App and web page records
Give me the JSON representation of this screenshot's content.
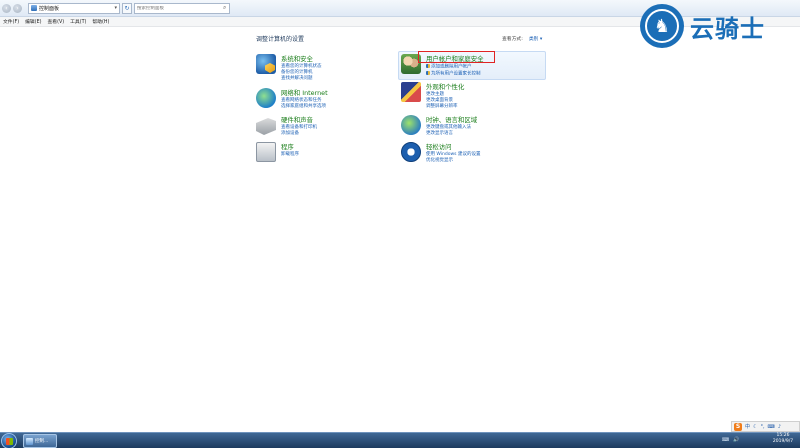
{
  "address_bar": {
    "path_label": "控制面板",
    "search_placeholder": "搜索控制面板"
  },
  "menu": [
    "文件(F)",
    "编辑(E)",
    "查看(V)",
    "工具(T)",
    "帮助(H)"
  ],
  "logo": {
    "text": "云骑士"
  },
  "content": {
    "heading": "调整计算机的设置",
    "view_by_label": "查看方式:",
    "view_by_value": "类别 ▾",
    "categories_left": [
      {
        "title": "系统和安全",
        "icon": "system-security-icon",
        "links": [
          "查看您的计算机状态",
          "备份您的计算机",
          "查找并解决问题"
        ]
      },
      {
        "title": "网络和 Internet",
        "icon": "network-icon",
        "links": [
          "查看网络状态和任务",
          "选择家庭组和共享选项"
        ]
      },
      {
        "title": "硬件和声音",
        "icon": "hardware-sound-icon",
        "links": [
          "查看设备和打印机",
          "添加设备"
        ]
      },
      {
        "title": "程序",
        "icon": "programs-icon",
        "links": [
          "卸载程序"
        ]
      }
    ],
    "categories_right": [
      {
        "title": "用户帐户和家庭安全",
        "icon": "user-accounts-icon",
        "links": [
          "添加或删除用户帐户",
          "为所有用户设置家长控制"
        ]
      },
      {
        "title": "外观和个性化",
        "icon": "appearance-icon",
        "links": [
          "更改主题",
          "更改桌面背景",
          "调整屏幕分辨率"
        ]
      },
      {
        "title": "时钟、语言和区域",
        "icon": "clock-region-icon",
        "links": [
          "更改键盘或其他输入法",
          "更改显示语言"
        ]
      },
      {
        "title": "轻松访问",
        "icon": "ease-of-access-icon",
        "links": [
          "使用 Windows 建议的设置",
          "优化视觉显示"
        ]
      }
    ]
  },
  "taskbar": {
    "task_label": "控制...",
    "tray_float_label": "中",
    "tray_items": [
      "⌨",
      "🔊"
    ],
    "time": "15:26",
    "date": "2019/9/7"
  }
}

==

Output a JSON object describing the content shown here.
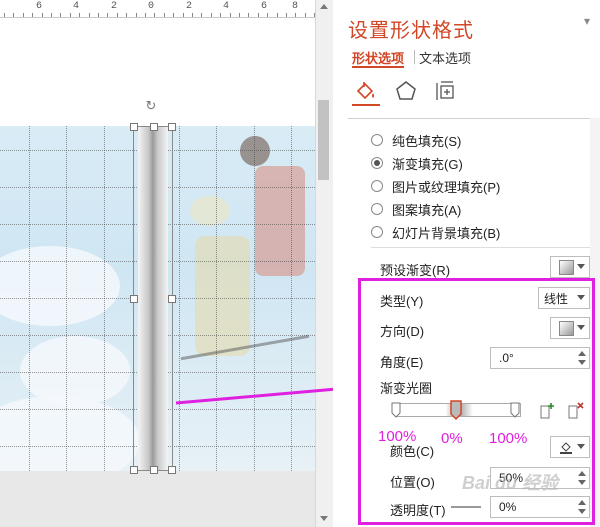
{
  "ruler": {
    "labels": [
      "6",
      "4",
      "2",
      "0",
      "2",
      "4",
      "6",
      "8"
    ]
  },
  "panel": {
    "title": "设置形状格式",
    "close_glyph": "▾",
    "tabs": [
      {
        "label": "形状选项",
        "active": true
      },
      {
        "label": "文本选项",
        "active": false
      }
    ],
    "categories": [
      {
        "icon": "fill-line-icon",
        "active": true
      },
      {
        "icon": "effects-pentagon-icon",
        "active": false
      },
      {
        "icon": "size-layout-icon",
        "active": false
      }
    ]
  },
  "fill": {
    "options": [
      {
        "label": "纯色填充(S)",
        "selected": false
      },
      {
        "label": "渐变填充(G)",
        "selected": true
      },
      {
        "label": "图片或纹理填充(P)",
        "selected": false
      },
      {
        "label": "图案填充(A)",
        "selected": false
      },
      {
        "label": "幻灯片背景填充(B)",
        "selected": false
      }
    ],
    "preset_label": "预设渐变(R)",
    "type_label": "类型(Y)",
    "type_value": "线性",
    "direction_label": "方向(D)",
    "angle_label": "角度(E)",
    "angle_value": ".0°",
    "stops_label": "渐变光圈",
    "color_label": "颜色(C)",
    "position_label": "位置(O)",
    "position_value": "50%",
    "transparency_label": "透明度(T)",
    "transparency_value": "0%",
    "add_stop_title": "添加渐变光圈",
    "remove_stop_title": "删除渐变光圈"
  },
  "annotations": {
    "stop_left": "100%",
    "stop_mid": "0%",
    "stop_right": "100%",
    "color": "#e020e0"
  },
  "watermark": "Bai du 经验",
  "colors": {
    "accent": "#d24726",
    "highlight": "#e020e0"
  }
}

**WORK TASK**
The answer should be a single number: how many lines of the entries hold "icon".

**WRITTEN ANSWER**
11